• _Task statement_: Once the images are removed, set down everything else in the listing below exactly.
# # # # # # #
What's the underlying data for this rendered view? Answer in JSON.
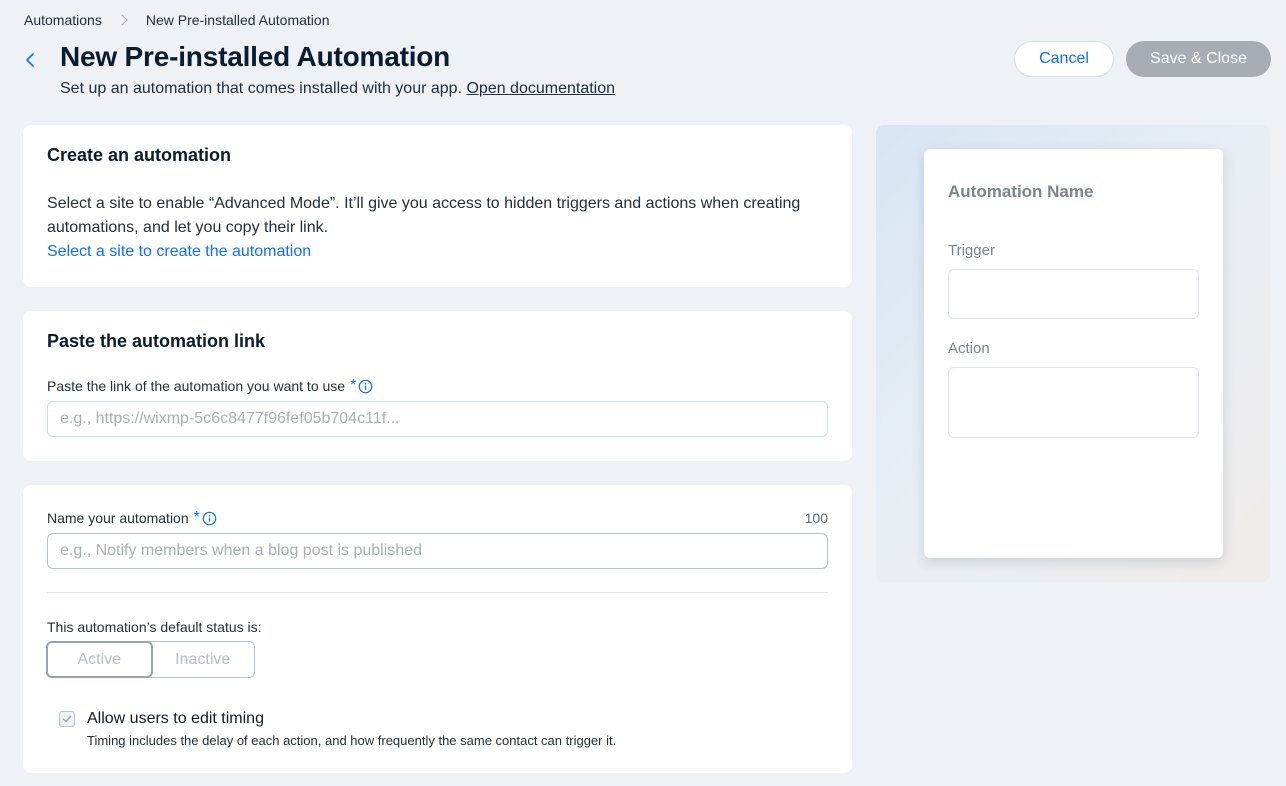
{
  "breadcrumb": {
    "root": "Automations",
    "current": "New Pre-installed Automation"
  },
  "header": {
    "title": "New Pre-installed Automation",
    "subtitle": "Set up an automation that comes installed with your app.",
    "doc_link": "Open documentation",
    "cancel_label": "Cancel",
    "save_label": "Save & Close"
  },
  "create_card": {
    "title": "Create an automation",
    "text": "Select a site to enable “Advanced Mode”. It’ll give you access to hidden triggers and actions when creating automations, and let you copy their link.",
    "link": "Select a site to create the automation"
  },
  "paste_card": {
    "title": "Paste the automation link",
    "field_label": "Paste the link of the automation you want to use",
    "required_mark": "*",
    "placeholder": "e.g., https://wixmp-5c6c8477f96fef05b704c11f...",
    "value": ""
  },
  "details_card": {
    "name_label": "Name your automation",
    "required_mark": "*",
    "char_limit": "100",
    "name_placeholder": "e.g., Notify members when a blog post is published",
    "name_value": "",
    "status_label": "This automation’s default status is:",
    "status_options": [
      "Active",
      "Inactive"
    ],
    "status_selected": "Active",
    "timing_label": "Allow users to edit timing",
    "timing_hint": "Timing includes the delay of each action, and how frequently the same contact can trigger it.",
    "timing_checked": true
  },
  "preview": {
    "name": "Automation Name",
    "trigger_label": "Trigger",
    "action_label": "Action"
  },
  "icons": {
    "back": "chevron-left-icon",
    "breadcrumb_separator": "chevron-right-icon",
    "info": "info-icon",
    "check": "check-icon"
  },
  "colors": {
    "accent": "#116dff",
    "background": "#eef1f5",
    "save_disabled": "#a8acb4"
  }
}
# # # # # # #
• _Result for this exercise_:
What's the underlying data for this rendered view? Answer in JSON.
{
  "breadcrumb": {
    "root": "Automations",
    "current": "New Pre-installed Automation"
  },
  "header": {
    "title": "New Pre-installed Automation",
    "subtitle": "Set up an automation that comes installed with your app.",
    "doc_link": "Open documentation",
    "cancel_label": "Cancel",
    "save_label": "Save & Close"
  },
  "create_card": {
    "title": "Create an automation",
    "text": "Select a site to enable “Advanced Mode”. It’ll give you access to hidden triggers and actions when creating automations, and let you copy their link.",
    "link": "Select a site to create the automation"
  },
  "paste_card": {
    "title": "Paste the automation link",
    "field_label": "Paste the link of the automation you want to use",
    "required_mark": "*",
    "placeholder": "e.g., https://wixmp-5c6c8477f96fef05b704c11f...",
    "value": ""
  },
  "details_card": {
    "name_label": "Name your automation",
    "required_mark": "*",
    "char_limit": "100",
    "name_placeholder": "e.g., Notify members when a blog post is published",
    "name_value": "",
    "status_label": "This automation’s default status is:",
    "status_options": [
      "Active",
      "Inactive"
    ],
    "status_selected": "Active",
    "timing_label": "Allow users to edit timing",
    "timing_hint": "Timing includes the delay of each action, and how frequently the same contact can trigger it.",
    "timing_checked": true
  },
  "preview": {
    "name": "Automation Name",
    "trigger_label": "Trigger",
    "action_label": "Action"
  },
  "icons": {
    "back": "chevron-left-icon",
    "breadcrumb_separator": "chevron-right-icon",
    "info": "info-icon",
    "check": "check-icon"
  },
  "colors": {
    "accent": "#116dff",
    "background": "#eef1f5",
    "save_disabled": "#a8acb4"
  }
}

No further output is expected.